───── Data records ─────

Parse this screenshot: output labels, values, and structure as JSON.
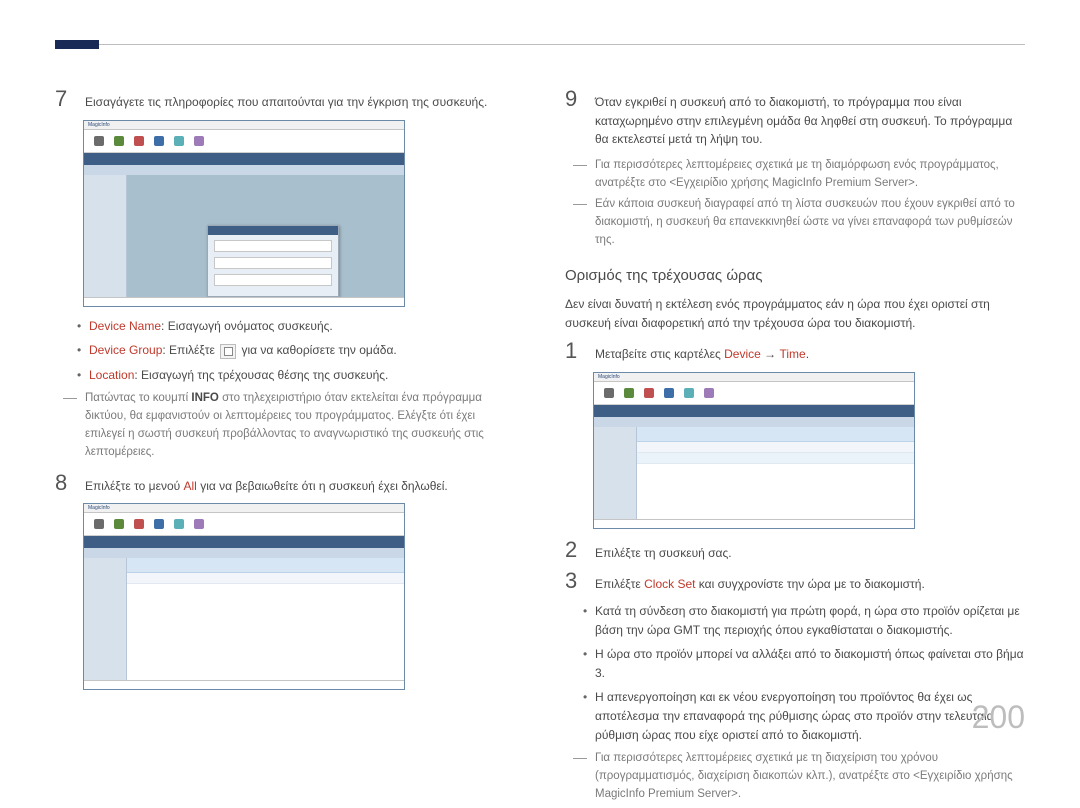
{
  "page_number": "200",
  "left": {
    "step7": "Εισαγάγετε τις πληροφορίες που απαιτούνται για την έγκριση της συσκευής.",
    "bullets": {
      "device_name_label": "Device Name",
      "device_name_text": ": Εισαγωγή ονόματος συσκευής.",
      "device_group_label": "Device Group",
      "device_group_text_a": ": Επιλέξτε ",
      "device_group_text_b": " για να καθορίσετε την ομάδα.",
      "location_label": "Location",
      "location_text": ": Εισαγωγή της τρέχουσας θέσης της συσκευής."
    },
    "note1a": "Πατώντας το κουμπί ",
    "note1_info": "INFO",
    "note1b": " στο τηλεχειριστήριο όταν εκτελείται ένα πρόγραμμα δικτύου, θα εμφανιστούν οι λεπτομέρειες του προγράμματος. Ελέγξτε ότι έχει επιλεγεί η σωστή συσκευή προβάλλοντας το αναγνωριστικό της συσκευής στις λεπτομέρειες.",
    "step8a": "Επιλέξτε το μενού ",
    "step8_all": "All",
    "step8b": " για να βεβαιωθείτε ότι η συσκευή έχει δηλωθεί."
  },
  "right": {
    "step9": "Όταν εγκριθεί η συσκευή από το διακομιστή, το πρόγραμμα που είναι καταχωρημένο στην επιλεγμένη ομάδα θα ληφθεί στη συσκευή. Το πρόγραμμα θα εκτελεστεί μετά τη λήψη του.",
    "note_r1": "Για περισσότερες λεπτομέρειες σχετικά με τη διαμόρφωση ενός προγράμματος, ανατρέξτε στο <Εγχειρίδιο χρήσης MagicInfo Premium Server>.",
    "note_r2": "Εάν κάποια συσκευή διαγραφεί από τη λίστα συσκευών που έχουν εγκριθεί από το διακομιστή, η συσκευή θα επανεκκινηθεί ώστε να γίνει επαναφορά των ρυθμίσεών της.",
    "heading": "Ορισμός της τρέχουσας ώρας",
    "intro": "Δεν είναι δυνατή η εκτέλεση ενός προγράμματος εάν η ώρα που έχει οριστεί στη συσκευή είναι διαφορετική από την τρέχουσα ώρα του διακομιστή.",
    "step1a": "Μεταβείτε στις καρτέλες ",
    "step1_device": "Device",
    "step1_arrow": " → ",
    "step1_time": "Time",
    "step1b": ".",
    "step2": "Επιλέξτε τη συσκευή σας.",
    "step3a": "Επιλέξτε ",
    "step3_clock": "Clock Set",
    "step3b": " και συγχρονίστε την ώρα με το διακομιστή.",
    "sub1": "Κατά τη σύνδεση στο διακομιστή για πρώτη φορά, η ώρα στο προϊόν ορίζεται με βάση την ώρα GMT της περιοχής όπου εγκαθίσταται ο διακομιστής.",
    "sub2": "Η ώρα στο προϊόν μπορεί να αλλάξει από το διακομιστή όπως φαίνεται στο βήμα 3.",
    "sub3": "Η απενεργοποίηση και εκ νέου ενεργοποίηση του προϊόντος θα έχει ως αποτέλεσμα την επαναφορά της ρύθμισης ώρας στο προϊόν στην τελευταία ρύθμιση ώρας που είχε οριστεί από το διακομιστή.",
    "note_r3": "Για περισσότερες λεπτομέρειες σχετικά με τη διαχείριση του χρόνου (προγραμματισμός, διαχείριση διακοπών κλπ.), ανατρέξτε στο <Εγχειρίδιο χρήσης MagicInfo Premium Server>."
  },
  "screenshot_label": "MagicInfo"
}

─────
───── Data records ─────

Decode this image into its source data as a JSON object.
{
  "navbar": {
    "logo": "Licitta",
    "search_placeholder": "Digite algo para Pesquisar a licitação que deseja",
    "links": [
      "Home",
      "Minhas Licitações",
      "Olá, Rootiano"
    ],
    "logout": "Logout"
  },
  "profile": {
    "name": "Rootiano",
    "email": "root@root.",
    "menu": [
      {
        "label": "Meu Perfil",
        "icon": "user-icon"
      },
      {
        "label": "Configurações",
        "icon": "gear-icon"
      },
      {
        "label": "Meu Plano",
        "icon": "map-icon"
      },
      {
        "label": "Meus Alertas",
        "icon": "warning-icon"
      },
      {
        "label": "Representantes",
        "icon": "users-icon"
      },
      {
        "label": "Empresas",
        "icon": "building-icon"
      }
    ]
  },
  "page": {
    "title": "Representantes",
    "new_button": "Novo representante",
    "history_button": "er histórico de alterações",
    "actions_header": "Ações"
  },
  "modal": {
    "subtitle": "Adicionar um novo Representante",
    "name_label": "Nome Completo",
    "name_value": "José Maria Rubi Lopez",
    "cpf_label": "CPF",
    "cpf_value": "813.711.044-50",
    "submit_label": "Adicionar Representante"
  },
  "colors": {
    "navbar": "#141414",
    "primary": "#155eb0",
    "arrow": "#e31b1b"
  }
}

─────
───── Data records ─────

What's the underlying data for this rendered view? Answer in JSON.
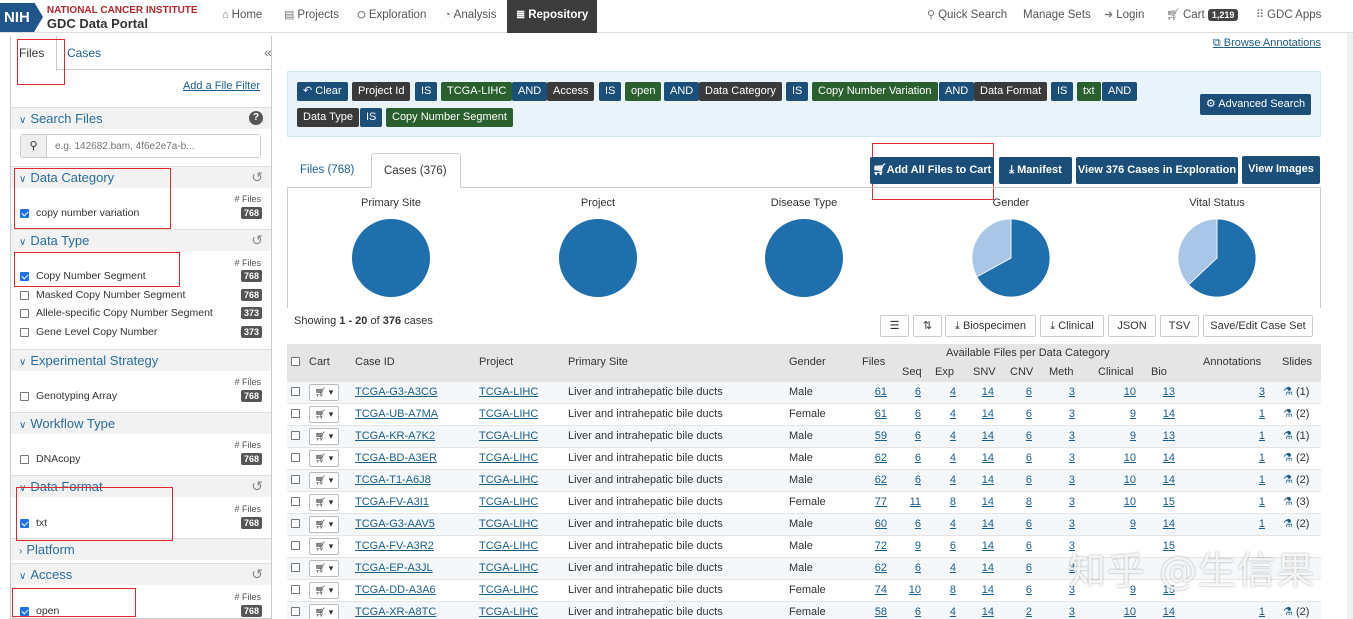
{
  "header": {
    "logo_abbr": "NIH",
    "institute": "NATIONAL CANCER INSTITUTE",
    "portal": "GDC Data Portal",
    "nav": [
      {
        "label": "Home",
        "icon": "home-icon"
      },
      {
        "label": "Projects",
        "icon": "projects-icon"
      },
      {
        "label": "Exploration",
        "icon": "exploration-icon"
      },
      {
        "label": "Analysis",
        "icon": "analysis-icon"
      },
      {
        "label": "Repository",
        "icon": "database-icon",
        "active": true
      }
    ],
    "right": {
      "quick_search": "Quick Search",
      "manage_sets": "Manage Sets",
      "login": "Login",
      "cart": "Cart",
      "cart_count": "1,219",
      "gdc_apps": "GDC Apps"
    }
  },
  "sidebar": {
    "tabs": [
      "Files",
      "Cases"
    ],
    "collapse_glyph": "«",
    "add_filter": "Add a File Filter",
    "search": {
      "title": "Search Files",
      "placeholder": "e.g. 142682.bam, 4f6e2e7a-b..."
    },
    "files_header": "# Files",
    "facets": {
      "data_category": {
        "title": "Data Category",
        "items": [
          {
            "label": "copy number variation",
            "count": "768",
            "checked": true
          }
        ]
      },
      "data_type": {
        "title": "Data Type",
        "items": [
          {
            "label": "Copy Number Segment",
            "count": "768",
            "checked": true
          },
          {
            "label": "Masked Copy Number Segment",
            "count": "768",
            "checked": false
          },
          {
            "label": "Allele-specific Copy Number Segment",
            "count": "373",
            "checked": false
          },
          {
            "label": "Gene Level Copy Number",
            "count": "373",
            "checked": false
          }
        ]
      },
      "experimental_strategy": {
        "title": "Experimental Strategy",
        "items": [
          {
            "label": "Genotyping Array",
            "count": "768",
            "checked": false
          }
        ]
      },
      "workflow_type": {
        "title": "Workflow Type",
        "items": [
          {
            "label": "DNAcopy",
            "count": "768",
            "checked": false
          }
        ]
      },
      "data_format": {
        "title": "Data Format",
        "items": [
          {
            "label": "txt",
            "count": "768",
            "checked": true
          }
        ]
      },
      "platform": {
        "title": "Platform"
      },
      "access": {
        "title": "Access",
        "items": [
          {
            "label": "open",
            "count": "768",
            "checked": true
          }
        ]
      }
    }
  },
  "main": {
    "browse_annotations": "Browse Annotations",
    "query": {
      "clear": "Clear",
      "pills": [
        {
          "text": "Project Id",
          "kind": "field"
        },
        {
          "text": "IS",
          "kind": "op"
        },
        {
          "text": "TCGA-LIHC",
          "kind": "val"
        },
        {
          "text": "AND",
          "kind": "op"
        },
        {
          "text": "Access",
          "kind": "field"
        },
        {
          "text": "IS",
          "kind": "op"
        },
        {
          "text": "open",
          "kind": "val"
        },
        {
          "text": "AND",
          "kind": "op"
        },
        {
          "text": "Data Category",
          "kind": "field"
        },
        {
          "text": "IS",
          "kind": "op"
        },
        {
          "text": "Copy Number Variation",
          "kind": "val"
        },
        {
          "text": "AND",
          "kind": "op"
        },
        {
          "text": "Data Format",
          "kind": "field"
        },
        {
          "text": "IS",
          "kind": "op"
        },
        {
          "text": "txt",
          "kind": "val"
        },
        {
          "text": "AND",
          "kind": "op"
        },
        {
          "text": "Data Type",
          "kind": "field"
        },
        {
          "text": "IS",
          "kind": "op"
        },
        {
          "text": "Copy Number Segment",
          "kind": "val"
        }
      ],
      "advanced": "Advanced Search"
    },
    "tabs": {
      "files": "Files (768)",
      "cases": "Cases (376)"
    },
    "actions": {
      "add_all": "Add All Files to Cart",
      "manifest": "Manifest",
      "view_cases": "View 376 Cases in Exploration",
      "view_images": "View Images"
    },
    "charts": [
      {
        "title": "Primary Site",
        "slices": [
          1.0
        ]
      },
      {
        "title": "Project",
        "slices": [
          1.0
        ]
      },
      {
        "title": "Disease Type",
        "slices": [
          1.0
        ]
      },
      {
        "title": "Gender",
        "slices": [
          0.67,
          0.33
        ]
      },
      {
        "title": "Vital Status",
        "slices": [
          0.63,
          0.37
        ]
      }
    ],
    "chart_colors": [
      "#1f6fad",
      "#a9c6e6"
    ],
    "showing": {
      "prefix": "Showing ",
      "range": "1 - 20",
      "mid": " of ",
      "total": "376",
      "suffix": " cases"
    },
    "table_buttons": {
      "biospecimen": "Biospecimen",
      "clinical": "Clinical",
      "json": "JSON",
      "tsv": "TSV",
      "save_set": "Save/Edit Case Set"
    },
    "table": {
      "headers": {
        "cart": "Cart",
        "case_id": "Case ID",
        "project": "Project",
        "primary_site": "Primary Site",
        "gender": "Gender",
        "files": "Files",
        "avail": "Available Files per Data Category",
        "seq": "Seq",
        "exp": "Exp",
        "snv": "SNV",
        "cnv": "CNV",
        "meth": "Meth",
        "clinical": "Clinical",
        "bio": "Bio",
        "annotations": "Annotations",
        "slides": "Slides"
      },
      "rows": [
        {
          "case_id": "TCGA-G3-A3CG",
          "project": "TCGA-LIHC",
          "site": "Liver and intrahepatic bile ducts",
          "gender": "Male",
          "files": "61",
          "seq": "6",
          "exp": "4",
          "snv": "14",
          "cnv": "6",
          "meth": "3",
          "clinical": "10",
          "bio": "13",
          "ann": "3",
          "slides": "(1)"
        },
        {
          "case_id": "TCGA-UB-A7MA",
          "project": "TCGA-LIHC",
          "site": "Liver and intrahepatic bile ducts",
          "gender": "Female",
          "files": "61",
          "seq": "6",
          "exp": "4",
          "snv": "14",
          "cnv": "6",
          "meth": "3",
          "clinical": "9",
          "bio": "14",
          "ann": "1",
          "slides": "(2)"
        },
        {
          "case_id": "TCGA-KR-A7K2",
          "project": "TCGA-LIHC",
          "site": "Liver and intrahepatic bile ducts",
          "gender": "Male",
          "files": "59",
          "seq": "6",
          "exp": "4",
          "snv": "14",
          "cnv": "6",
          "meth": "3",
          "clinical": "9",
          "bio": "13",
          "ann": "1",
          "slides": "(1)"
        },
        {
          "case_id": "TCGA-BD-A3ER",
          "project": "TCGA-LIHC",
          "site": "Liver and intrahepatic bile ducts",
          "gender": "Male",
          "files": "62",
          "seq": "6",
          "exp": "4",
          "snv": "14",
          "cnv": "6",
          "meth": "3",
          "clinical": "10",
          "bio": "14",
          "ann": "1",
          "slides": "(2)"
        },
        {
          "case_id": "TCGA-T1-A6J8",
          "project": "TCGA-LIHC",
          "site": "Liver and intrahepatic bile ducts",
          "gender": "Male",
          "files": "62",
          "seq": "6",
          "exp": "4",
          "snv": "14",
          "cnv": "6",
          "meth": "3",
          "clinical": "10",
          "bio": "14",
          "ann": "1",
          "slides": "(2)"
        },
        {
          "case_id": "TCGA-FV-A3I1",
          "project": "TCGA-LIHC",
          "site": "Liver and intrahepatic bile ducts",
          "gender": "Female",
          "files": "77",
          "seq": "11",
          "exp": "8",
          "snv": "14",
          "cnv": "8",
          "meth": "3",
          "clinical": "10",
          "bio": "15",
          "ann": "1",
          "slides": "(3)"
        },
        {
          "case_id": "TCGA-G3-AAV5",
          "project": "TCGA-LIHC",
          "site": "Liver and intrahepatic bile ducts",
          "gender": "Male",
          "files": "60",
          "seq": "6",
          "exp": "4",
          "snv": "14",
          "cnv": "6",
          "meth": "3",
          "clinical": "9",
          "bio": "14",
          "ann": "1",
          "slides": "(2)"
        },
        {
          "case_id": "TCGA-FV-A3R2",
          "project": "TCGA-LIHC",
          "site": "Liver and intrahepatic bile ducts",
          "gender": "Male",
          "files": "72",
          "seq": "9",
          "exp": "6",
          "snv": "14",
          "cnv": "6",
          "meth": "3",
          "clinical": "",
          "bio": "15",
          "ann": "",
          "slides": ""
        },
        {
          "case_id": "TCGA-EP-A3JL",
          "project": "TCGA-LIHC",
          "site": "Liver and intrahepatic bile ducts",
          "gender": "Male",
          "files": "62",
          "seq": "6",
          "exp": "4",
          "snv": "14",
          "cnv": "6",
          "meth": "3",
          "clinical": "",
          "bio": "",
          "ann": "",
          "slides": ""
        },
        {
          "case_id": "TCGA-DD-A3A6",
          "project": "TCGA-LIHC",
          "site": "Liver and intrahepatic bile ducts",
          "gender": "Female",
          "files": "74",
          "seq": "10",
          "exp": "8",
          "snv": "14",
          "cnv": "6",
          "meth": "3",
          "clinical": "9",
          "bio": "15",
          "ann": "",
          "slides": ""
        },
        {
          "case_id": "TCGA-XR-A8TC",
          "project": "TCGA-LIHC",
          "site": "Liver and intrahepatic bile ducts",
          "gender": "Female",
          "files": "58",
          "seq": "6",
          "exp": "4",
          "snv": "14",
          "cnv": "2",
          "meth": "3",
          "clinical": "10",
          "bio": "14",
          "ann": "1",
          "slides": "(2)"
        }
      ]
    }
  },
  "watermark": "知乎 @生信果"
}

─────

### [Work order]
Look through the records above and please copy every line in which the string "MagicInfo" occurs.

### [Exercise answer]
    "note_r1": "Για περισσότερες λεπτομέρειες σχετικά με τη διαμόρφωση ενός προγράμματος, ανατρέξτε στο <Εγχειρίδιο χρήσης MagicInfo Premium Server>.",
    "note_r3": "Για περισσότερες λεπτομέρειες σχετικά με τη διαχείριση του χρόνου (προγραμματισμός, διαχείριση διακοπών κλπ.), ανατρέξτε στο <Εγχειρίδιο χρήσης MagicInfo Premium Server>."
  "screenshot_label": "MagicInfo"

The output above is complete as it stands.